Most of the custom IoT projects we do at rinf.tech start small and scale as the customer begins to benefit from the business with their experimental solution. As a strategic IoT technology partner, we do our best to lower each client’s project development costs.
We achieve this by:
A Beecham Research IoT User Survey found that 96% of executives involved in successful IoT projects rated the following three factors as important or very important to success with your projects:
It is also clear from Beecham’s research that close collaboration between an in-house team and experienced suppliers is at the heart of many successful projects.

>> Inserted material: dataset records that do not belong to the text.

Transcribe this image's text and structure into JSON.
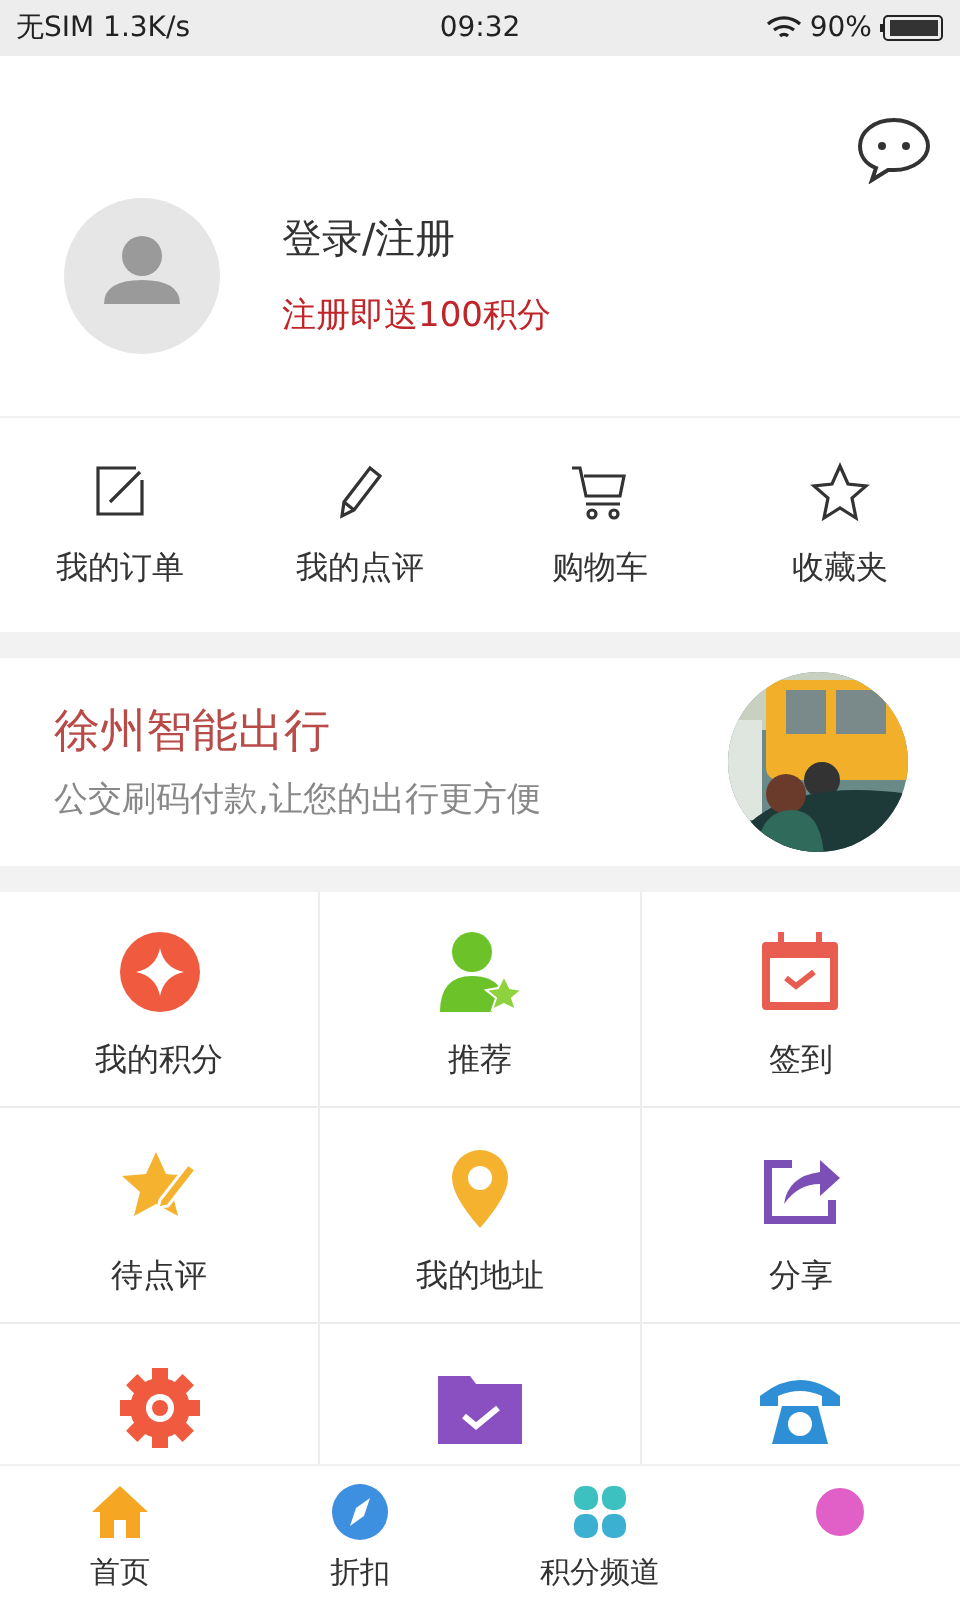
{
  "status_bar": {
    "carrier": "无SIM 1.3K/s",
    "time": "09:32",
    "battery": "90%"
  },
  "profile": {
    "login": "登录/注册",
    "promo": "注册即送100积分"
  },
  "quick_actions": [
    {
      "kind": "order",
      "label": "我的订单"
    },
    {
      "kind": "review",
      "label": "我的点评"
    },
    {
      "kind": "cart",
      "label": "购物车"
    },
    {
      "kind": "favorite",
      "label": "收藏夹"
    }
  ],
  "banner": {
    "title": "徐州智能出行",
    "subtitle": "公交刷码付款,让您的出行更方便"
  },
  "grid": [
    {
      "kind": "points",
      "label": "我的积分"
    },
    {
      "kind": "recommend",
      "label": "推荐"
    },
    {
      "kind": "checkin",
      "label": "签到"
    },
    {
      "kind": "pending",
      "label": "待点评"
    },
    {
      "kind": "address",
      "label": "我的地址"
    },
    {
      "kind": "share",
      "label": "分享"
    },
    {
      "kind": "settings"
    },
    {
      "kind": "folder"
    },
    {
      "kind": "phone"
    }
  ],
  "bottom_nav": [
    {
      "kind": "home",
      "label": "首页"
    },
    {
      "kind": "discount",
      "label": "折扣"
    },
    {
      "kind": "channel",
      "label": "积分频道"
    },
    {
      "kind": "profile"
    }
  ]
}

In 49% of successful projects, the development team combined expert solution providers and internal IT resources. In contrast, among unsuccessful projects, 57% relied only on internal resources, and only 17% mixed an internal team with external experience.
This is confirmed by our own experience as a custom IoT software developer.
Many clients come to us with a failed or stalled project, often managed in-house. It is a common mistake to think that the communication part of a project will “just work”, and very little attention is paid to this element in planning and development. The project is written off as failed because data is not being collected and transferred properly. Devices are switched on and off from the network, information gaps appear, and an incomplete picture is obtained, which devalues the entire project.
The number one reason for these failures is poor initial project design and insufficient time, resources, and experience to plan a network with clear results. Not enough attention is paid to IoT connectivity or issues. The belief that all of this can be handled in-house using open-source software and standard connectivity is at the heart of many project failures.
Most IoT project managers elude how much the technical complexity increases as IoT deployments scale. This process is clearly not linear and goes to the point of quickly breaking through internal systems, stressing the support organization, degrading the customer experience, and ultimately hurting the brand. Even a project’s most precise business goals become irrelevant if data is not collected efficiently and reliably.
IoT projects can be complex and costly but not as expensive as mistakes. And that’s so true!